Powell’s POV: A decent main event brawl that never managed to sell me on Jericho being a threat to take the title. And that admittedly would have been a tough sell because I would have bet the house on Okada retaining going into the show, but they just didn’t get me with any near falls or any of Jericho’s submission attempts. The post match angle was solid in terms of Jericho getting his heat back quickly and setting up his next feud with Tanahashi. The main event was a slower paced brawl that wisely played to Jericho’s strengths in 2019 rather than attempting to be an Okada in-ring classic style match.
Like the main event, Dominion was a good event rather than a great event. It flew by time wise compared to the WWE Super ShowDown main card that was roughly the same length and yet felt like it was two hours longer than it actually was. 2019 Dominion didn’t have the all-time classic match that the 2018 version had with the Okada vs. Omega best of three falls match, but the big three matches were entertaining and the undercard was mostly solid. The buzz coming out of Dominion will be for the G1 tournament, as Will Ospreay also announced in an interview that did not air on the pay-per-view that he wants in as well. There are already some great match possibilities just based on the wrestlers who discussed their involvement on this show. I will have an audio review of Dominion available for Dot Net Members on Monday.
When you think of New Japan Pro Wrestling, you can’t help but think of Disco Inferno.

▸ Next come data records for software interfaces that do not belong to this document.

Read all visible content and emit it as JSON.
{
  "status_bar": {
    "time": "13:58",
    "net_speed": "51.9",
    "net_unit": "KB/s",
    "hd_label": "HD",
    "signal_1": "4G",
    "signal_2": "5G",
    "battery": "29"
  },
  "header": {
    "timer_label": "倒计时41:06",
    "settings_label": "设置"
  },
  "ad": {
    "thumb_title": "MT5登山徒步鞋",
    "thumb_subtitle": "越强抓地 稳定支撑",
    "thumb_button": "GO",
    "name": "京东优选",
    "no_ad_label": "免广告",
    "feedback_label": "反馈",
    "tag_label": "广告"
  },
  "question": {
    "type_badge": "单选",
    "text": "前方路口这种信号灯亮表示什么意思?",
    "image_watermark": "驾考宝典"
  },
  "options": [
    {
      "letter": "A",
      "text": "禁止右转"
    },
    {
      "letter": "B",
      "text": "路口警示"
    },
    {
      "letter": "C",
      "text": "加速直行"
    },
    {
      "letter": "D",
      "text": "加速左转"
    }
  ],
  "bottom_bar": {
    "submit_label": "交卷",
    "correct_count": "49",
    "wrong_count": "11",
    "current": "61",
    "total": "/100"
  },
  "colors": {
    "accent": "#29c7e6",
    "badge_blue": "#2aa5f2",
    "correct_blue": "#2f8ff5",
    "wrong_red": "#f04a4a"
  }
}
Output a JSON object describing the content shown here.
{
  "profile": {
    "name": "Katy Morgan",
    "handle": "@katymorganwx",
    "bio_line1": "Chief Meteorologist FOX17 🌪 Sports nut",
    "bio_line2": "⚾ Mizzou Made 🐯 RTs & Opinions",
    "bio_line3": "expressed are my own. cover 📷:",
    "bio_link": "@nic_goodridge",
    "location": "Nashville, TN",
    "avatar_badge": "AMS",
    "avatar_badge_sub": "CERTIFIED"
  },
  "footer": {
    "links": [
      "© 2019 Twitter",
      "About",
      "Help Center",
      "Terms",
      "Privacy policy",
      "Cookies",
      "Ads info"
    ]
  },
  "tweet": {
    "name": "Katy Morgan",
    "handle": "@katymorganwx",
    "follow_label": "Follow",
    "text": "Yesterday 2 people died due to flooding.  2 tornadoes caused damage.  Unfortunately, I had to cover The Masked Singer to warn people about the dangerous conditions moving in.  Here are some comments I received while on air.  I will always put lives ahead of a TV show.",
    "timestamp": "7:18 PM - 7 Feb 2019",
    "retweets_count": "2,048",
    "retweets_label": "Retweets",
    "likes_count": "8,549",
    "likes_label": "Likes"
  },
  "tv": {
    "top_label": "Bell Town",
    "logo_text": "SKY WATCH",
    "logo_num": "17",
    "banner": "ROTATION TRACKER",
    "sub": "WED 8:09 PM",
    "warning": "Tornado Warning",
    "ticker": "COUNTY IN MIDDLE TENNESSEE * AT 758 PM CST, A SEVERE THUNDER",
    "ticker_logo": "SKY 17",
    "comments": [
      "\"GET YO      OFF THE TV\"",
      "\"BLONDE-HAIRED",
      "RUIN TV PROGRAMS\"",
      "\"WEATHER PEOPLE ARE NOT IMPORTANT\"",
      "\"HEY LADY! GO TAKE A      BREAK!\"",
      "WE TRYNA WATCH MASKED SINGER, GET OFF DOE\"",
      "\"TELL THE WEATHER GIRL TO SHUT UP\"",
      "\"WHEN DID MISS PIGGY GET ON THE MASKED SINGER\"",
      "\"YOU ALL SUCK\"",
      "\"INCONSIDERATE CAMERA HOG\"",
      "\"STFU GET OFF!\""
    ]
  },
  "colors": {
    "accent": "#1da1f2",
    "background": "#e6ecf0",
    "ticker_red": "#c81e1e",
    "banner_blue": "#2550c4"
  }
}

No? Anyway, check below for the latest Pro Wrestling Boom Podcast with Jason Powell and Glenn “Disco Inferno” Gilbertti, who discusses how being a good heel doesn’t stop outside the ring, a trait that big name wrestlers have in common, his male chauvinist persona, why he didn’t work for WWE after the WCW sale, and more.
The Best of The Boom features Eric Bischoff joining Jason Powell in this March 20, 2019 discussion on whether there are similarities between Verne Gagne's booking during the AWA's dying days and Vince McMahon's WWE booking today, AEW, a Turner network shakeup, and more...